• ASSIGNMENT
Each line below must be written out exactly as shown.
═══ SUPPLIED ENTRIES
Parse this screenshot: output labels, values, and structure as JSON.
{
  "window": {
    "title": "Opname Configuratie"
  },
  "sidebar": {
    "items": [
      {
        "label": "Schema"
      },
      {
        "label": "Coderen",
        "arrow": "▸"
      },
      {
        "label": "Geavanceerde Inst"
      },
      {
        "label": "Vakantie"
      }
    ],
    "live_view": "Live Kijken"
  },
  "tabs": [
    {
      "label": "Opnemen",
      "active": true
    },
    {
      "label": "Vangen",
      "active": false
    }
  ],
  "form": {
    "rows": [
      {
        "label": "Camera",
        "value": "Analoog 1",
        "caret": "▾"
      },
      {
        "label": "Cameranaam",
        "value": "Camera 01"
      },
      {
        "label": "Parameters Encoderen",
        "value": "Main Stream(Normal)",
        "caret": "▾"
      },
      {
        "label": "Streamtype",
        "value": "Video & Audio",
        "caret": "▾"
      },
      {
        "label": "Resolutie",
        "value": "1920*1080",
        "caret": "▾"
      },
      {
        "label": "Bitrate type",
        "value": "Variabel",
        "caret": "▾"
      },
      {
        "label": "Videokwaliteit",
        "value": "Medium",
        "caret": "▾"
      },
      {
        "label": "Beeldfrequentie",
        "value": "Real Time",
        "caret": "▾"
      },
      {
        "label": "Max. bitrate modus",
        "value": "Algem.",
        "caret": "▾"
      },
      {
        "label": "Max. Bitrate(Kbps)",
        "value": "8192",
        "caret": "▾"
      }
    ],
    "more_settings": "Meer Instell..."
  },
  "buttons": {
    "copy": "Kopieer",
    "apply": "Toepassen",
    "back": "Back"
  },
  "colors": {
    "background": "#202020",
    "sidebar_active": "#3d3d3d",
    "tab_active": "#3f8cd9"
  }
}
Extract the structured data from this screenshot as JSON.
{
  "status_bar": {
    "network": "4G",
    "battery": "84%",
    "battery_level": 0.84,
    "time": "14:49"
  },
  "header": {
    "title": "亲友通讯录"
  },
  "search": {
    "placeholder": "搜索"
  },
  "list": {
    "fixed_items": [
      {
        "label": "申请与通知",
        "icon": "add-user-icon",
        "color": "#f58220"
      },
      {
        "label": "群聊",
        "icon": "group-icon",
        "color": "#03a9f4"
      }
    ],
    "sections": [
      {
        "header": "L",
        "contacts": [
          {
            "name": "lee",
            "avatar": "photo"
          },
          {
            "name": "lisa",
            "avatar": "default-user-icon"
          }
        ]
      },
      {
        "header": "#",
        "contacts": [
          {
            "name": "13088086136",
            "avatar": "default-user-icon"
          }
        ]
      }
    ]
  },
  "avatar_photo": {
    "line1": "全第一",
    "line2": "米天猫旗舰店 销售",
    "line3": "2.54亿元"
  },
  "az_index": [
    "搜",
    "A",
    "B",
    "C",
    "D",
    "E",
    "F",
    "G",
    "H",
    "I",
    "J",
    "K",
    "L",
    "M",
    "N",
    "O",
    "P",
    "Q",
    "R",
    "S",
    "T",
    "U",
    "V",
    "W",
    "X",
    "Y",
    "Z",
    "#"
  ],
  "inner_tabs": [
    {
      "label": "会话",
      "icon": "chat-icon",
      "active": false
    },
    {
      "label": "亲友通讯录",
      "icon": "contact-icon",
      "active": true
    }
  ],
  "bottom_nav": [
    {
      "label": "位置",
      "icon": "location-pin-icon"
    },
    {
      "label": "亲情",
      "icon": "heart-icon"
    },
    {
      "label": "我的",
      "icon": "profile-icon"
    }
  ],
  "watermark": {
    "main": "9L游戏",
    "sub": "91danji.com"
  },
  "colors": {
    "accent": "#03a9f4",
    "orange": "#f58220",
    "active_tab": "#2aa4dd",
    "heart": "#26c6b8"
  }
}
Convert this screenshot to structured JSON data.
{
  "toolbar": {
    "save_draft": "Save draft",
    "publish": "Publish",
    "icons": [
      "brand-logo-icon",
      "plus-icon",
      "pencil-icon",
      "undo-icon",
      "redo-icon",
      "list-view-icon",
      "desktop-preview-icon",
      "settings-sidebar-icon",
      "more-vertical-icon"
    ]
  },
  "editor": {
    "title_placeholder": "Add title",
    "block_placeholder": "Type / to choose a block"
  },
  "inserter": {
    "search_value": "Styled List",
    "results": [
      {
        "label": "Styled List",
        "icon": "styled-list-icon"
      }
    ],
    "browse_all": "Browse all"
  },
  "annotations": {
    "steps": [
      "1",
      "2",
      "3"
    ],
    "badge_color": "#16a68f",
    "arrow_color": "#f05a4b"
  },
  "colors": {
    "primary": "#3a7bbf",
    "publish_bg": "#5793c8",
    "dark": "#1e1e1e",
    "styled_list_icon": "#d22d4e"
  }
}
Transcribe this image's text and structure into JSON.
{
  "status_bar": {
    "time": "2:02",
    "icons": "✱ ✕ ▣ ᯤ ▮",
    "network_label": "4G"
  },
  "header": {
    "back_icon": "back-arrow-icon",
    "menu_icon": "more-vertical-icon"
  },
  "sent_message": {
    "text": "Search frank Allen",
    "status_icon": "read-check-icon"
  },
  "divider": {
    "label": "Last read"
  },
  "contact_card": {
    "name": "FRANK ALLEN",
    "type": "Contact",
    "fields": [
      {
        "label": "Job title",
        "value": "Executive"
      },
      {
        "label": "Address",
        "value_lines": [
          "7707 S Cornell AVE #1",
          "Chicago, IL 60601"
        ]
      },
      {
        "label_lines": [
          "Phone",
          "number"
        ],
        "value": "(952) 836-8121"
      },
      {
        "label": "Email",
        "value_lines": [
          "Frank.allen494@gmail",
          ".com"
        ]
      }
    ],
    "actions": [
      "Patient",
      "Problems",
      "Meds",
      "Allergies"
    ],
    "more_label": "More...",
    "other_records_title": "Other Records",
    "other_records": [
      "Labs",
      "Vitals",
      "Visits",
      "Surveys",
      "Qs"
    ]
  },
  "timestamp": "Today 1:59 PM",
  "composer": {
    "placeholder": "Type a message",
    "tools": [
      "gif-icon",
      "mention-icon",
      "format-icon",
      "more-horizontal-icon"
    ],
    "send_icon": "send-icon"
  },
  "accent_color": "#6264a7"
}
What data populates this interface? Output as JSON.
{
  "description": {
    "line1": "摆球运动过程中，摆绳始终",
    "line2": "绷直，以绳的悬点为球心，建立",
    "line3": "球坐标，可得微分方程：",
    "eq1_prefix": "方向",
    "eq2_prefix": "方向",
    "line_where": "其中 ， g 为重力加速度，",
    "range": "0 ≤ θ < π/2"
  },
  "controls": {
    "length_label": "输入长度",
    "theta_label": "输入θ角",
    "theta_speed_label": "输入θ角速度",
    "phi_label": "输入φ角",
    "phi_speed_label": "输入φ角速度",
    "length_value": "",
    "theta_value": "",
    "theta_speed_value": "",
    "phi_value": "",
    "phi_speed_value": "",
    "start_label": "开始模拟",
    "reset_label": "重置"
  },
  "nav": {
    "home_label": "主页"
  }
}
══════
• RESPONSE
Parse this screenshot: output labels, values, and structure as JSON.
{
  "window": {
    "title": "Opname Configuratie"
  },
  "sidebar": {
    "items": [
      {
        "label": "Schema"
      },
      {
        "label": "Coderen",
        "arrow": "▸"
      },
      {
        "label": "Geavanceerde Inst"
      },
      {
        "label": "Vakantie"
      }
    ],
    "live_view": "Live Kijken"
  },
  "tabs": [
    {
      "label": "Opnemen",
      "active": true
    },
    {
      "label": "Vangen",
      "active": false
    }
  ],
  "form": {
    "rows": [
      {
        "label": "Camera",
        "value": "Analoog 1",
        "caret": "▾"
      },
      {
        "label": "Cameranaam",
        "value": "Camera 01"
      },
      {
        "label": "Parameters Encoderen",
        "value": "Main Stream(Normal)",
        "caret": "▾"
      },
      {
        "label": "Streamtype",
        "value": "Video & Audio",
        "caret": "▾"
      },
      {
        "label": "Resolutie",
        "value": "1920*1080",
        "caret": "▾"
      },
      {
        "label": "Bitrate type",
        "value": "Variabel",
        "caret": "▾"
      },
      {
        "label": "Videokwaliteit",
        "value": "Medium",
        "caret": "▾"
      },
      {
        "label": "Beeldfrequentie",
        "value": "Real Time",
        "caret": "▾"
      },
      {
        "label": "Max. bitrate modus",
        "value": "Algem.",
        "caret": "▾"
      },
      {
        "label": "Max. Bitrate(Kbps)",
        "value": "8192",
        "caret": "▾"
      }
    ],
    "more_settings": "Meer Instell..."
  },
  "buttons": {
    "copy": "Kopieer",
    "apply": "Toepassen",
    "back": "Back"
  },
  "colors": {
    "background": "#202020",
    "sidebar_active": "#3d3d3d",
    "tab_active": "#3f8cd9"
  }
}
Extract the structured data from this screenshot as JSON.
{
  "status_bar": {
    "network": "4G",
    "battery": "84%",
    "battery_level": 0.84,
    "time": "14:49"
  },
  "header": {
    "title": "亲友通讯录"
  },
  "search": {
    "placeholder": "搜索"
  },
  "list": {
    "fixed_items": [
      {
        "label": "申请与通知",
        "icon": "add-user-icon",
        "color": "#f58220"
      },
      {
        "label": "群聊",
        "icon": "group-icon",
        "color": "#03a9f4"
      }
    ],
    "sections": [
      {
        "header": "L",
        "contacts": [
          {
            "name": "lee",
            "avatar": "photo"
          },
          {
            "name": "lisa",
            "avatar": "default-user-icon"
          }
        ]
      },
      {
        "header": "#",
        "contacts": [
          {
            "name": "13088086136",
            "avatar": "default-user-icon"
          }
        ]
      }
    ]
  },
  "avatar_photo": {
    "line1": "全第一",
    "line2": "米天猫旗舰店 销售",
    "line3": "2.54亿元"
  },
  "az_index": [
    "搜",
    "A",
    "B",
    "C",
    "D",
    "E",
    "F",
    "G",
    "H",
    "I",
    "J",
    "K",
    "L",
    "M",
    "N",
    "O",
    "P",
    "Q",
    "R",
    "S",
    "T",
    "U",
    "V",
    "W",
    "X",
    "Y",
    "Z",
    "#"
  ],
  "inner_tabs": [
    {
      "label": "会话",
      "icon": "chat-icon",
      "active": false
    },
    {
      "label": "亲友通讯录",
      "icon": "contact-icon",
      "active": true
    }
  ],
  "bottom_nav": [
    {
      "label": "位置",
      "icon": "location-pin-icon"
    },
    {
      "label": "亲情",
      "icon": "heart-icon"
    },
    {
      "label": "我的",
      "icon": "profile-icon"
    }
  ],
  "watermark": {
    "main": "9L游戏",
    "sub": "91danji.com"
  },
  "colors": {
    "accent": "#03a9f4",
    "orange": "#f58220",
    "active_tab": "#2aa4dd",
    "heart": "#26c6b8"
  }
}
Convert this screenshot to structured JSON data.
{
  "toolbar": {
    "save_draft": "Save draft",
    "publish": "Publish",
    "icons": [
      "brand-logo-icon",
      "plus-icon",
      "pencil-icon",
      "undo-icon",
      "redo-icon",
      "list-view-icon",
      "desktop-preview-icon",
      "settings-sidebar-icon",
      "more-vertical-icon"
    ]
  },
  "editor": {
    "title_placeholder": "Add title",
    "block_placeholder": "Type / to choose a block"
  },
  "inserter": {
    "search_value": "Styled List",
    "results": [
      {
        "label": "Styled List",
        "icon": "styled-list-icon"
      }
    ],
    "browse_all": "Browse all"
  },
  "annotations": {
    "steps": [
      "1",
      "2",
      "3"
    ],
    "badge_color": "#16a68f",
    "arrow_color": "#f05a4b"
  },
  "colors": {
    "primary": "#3a7bbf",
    "publish_bg": "#5793c8",
    "dark": "#1e1e1e",
    "styled_list_icon": "#d22d4e"
  }
}
Transcribe this image's text and structure into JSON.
{
  "status_bar": {
    "time": "2:02",
    "icons": "✱ ✕ ▣ ᯤ ▮",
    "network_label": "4G"
  },
  "header": {
    "back_icon": "back-arrow-icon",
    "menu_icon": "more-vertical-icon"
  },
  "sent_message": {
    "text": "Search frank Allen",
    "status_icon": "read-check-icon"
  },
  "divider": {
    "label": "Last read"
  },
  "contact_card": {
    "name": "FRANK ALLEN",
    "type": "Contact",
    "fields": [
      {
        "label": "Job title",
        "value": "Executive"
      },
      {
        "label": "Address",
        "value_lines": [
          "7707 S Cornell AVE #1",
          "Chicago, IL 60601"
        ]
      },
      {
        "label_lines": [
          "Phone",
          "number"
        ],
        "value": "(952) 836-8121"
      },
      {
        "label": "Email",
        "value_lines": [
          "Frank.allen494@gmail",
          ".com"
        ]
      }
    ],
    "actions": [
      "Patient",
      "Problems",
      "Meds",
      "Allergies"
    ],
    "more_label": "More...",
    "other_records_title": "Other Records",
    "other_records": [
      "Labs",
      "Vitals",
      "Visits",
      "Surveys",
      "Qs"
    ]
  },
  "timestamp": "Today 1:59 PM",
  "composer": {
    "placeholder": "Type a message",
    "tools": [
      "gif-icon",
      "mention-icon",
      "format-icon",
      "more-horizontal-icon"
    ],
    "send_icon": "send-icon"
  },
  "accent_color": "#6264a7"
}
What data populates this interface? Output as JSON.
{
  "description": {
    "line1": "摆球运动过程中，摆绳始终",
    "line2": "绷直，以绳的悬点为球心，建立",
    "line3": "球坐标，可得微分方程：",
    "eq1_prefix": "方向",
    "eq2_prefix": "方向",
    "line_where": "其中 ， g 为重力加速度，",
    "range": "0 ≤ θ < π/2"
  },
  "controls": {
    "length_label": "输入长度",
    "theta_label": "输入θ角",
    "theta_speed_label": "输入θ角速度",
    "phi_label": "输入φ角",
    "phi_speed_label": "输入φ角速度",
    "length_value": "",
    "theta_value": "",
    "theta_speed_value": "",
    "phi_value": "",
    "phi_speed_value": "",
    "start_label": "开始模拟",
    "reset_label": "重置"
  },
  "nav": {
    "home_label": "主页"
  }
}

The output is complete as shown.